- Cape teacher accused of assaulting student at football game (10/23/16)41
- Pedestrian killed during traffic collision on I-55 (10/23/16)9
- Scott County Sheriff Rick Walter faces challenge from criminal investigator Wes Drury (10/21/16)9
- 18-year-old killed in one-car crash Thursday morning (10/21/16)1
- One issue reveals Clinton's character (10/25/16)18
- Man arrested after dispute at school spurs brief lockdown (10/21/16)6
- One victim IDs his attacker in shooting that killed woman (10/25/16)1
- 'I feel for them' (10/20/16)1
- Hundreds turn out for VintageNOW fundraiser (10/23/16)3
- R.P. Lumber chain buys Southeast Missouri Builders Supply in Cape (10/25/16)7
Candidate criticizes how the state auditor's office operated in recent years
Jack Jackson, state representative and candidate for auditor, visited Cape County Park Wednesday meeting with approximately 15 supporters in a last push leading up to the Aug. 8 Republican primary.
Jackson said he likes his chances in the race. "We're ahead, the polls are all good," he said.
He faces competition in the primary from three other candidates, including state Sen. John Loudon of Chesterfield, but believes himself to hold a sizable lead.
Jackson said as he travels around the state he hears one question pertaining to the auditor post more than all others.
"They ask, 'What are you doing with all the money we've already sent you in Jefferson City?'" said the retired Marine and former Boeing test pilot.
Jackson said he believes years of "no one minding the store" have made voters skeptical.
He said a large problem is that audits in the state are generally done "after a project is complete, after it is behind schedule and after it is over cost, and that's useless."
To rectify this, Jackson is proposing an "embedding" program that would place an auditor in every large-risk or large-cost project in the state from start to finish. He pointed to the $535 million Interstate 64 renovation underway in St. Louis as one in need of such oversight.
Jackson said this new program would not require the hiring of any new staff, but would only require reassigning those currently working in the state auditor's office.
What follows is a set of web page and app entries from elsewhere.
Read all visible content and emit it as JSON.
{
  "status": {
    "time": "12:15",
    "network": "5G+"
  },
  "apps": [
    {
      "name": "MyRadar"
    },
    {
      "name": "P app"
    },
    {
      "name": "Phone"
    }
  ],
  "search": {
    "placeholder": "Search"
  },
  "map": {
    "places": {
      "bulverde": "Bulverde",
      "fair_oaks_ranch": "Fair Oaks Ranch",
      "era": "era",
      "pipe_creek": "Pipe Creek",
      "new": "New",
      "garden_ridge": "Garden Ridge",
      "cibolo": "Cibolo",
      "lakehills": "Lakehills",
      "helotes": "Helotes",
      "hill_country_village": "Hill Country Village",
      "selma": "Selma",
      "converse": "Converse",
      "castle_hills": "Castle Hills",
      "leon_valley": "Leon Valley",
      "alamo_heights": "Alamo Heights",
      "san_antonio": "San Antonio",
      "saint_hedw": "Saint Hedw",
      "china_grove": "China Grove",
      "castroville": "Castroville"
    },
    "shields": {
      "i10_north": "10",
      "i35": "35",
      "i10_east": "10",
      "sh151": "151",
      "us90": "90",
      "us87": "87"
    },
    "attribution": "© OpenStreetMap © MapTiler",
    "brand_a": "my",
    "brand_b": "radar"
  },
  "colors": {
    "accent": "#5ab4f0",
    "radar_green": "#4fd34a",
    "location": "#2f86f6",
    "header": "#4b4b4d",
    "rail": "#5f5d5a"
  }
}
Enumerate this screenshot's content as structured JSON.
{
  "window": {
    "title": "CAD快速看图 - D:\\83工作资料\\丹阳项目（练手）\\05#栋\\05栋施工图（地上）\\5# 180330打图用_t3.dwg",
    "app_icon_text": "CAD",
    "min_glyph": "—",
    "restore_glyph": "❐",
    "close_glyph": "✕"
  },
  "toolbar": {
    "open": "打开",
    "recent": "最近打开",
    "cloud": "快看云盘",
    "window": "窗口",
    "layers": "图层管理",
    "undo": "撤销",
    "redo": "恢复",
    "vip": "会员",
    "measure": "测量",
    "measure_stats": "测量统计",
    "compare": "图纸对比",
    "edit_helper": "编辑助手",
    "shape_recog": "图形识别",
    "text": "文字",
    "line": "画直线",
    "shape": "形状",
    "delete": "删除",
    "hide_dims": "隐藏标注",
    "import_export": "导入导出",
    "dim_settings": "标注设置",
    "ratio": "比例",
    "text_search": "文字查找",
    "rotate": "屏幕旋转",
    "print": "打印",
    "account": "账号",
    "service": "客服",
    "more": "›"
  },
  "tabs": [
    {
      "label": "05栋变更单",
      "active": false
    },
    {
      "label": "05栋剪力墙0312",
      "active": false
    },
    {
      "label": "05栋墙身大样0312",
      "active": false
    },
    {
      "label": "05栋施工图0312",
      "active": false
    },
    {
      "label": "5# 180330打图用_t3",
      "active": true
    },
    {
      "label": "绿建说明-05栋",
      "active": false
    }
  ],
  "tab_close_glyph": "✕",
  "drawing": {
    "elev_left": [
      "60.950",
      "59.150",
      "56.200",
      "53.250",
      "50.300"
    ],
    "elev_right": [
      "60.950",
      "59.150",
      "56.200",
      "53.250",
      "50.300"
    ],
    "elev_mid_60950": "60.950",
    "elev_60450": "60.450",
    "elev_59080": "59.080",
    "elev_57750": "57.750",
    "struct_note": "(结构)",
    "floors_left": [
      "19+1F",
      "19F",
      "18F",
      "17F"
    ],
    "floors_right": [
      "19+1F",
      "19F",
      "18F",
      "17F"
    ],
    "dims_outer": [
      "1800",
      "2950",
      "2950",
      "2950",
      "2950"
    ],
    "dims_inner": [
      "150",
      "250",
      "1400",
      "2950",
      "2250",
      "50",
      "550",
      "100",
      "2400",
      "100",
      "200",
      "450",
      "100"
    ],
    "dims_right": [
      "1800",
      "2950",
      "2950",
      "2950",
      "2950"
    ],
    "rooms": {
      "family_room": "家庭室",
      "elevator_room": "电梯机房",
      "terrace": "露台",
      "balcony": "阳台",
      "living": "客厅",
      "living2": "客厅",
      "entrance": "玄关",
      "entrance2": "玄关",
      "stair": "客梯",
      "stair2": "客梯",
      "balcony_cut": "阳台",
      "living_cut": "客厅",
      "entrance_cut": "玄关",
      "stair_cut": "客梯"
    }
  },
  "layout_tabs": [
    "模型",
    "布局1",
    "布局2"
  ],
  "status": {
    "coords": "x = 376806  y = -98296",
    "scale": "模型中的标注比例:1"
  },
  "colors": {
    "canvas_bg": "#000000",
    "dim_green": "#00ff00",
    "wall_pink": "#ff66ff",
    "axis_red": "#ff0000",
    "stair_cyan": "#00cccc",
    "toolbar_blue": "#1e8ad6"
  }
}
"I'm going to find out who wants to add numbers and who wants to operate out in the field," he said.
335-6611, extension 245